** Records shown **
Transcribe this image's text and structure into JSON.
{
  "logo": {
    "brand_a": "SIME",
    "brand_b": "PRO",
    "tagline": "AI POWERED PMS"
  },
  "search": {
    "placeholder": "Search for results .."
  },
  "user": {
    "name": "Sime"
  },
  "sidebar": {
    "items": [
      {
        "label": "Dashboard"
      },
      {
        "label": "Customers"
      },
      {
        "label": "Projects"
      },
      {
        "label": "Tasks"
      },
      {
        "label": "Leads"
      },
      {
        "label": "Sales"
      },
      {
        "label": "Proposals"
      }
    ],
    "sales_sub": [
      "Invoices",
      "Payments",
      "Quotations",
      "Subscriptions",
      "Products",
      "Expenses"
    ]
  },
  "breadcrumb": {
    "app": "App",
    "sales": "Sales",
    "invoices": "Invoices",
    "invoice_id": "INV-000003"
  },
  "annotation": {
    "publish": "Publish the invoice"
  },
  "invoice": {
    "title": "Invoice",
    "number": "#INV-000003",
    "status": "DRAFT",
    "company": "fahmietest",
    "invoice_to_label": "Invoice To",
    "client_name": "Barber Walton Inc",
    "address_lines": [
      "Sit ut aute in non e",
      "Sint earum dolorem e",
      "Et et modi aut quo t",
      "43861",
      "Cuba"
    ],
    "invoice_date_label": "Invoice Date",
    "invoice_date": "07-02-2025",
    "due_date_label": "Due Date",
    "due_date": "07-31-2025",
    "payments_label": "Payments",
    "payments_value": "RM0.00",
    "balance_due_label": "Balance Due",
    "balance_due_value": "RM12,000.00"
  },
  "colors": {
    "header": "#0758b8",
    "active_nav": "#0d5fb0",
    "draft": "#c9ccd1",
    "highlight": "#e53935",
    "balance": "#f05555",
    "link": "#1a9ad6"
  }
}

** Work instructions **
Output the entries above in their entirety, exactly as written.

** Exercise answer **
Transcribe this image's text and structure into JSON.
{
  "logo": {
    "brand_a": "SIME",
    "brand_b": "PRO",
    "tagline": "AI POWERED PMS"
  },
  "search": {
    "placeholder": "Search for results .."
  },
  "user": {
    "name": "Sime"
  },
  "sidebar": {
    "items": [
      {
        "label": "Dashboard"
      },
      {
        "label": "Customers"
      },
      {
        "label": "Projects"
      },
      {
        "label": "Tasks"
      },
      {
        "label": "Leads"
      },
      {
        "label": "Sales"
      },
      {
        "label": "Proposals"
      }
    ],
    "sales_sub": [
      "Invoices",
      "Payments",
      "Quotations",
      "Subscriptions",
      "Products",
      "Expenses"
    ]
  },
  "breadcrumb": {
    "app": "App",
    "sales": "Sales",
    "invoices": "Invoices",
    "invoice_id": "INV-000003"
  },
  "annotation": {
    "publish": "Publish the invoice"
  },
  "invoice": {
    "title": "Invoice",
    "number": "#INV-000003",
    "status": "DRAFT",
    "company": "fahmietest",
    "invoice_to_label": "Invoice To",
    "client_name": "Barber Walton Inc",
    "address_lines": [
      "Sit ut aute in non e",
      "Sint earum dolorem e",
      "Et et modi aut quo t",
      "43861",
      "Cuba"
    ],
    "invoice_date_label": "Invoice Date",
    "invoice_date": "07-02-2025",
    "due_date_label": "Due Date",
    "due_date": "07-31-2025",
    "payments_label": "Payments",
    "payments_value": "RM0.00",
    "balance_due_label": "Balance Due",
    "balance_due_value": "RM12,000.00"
  },
  "colors": {
    "header": "#0758b8",
    "active_nav": "#0d5fb0",
    "draft": "#c9ccd1",
    "highlight": "#e53935",
    "balance": "#f05555",
    "link": "#1a9ad6"
  }
}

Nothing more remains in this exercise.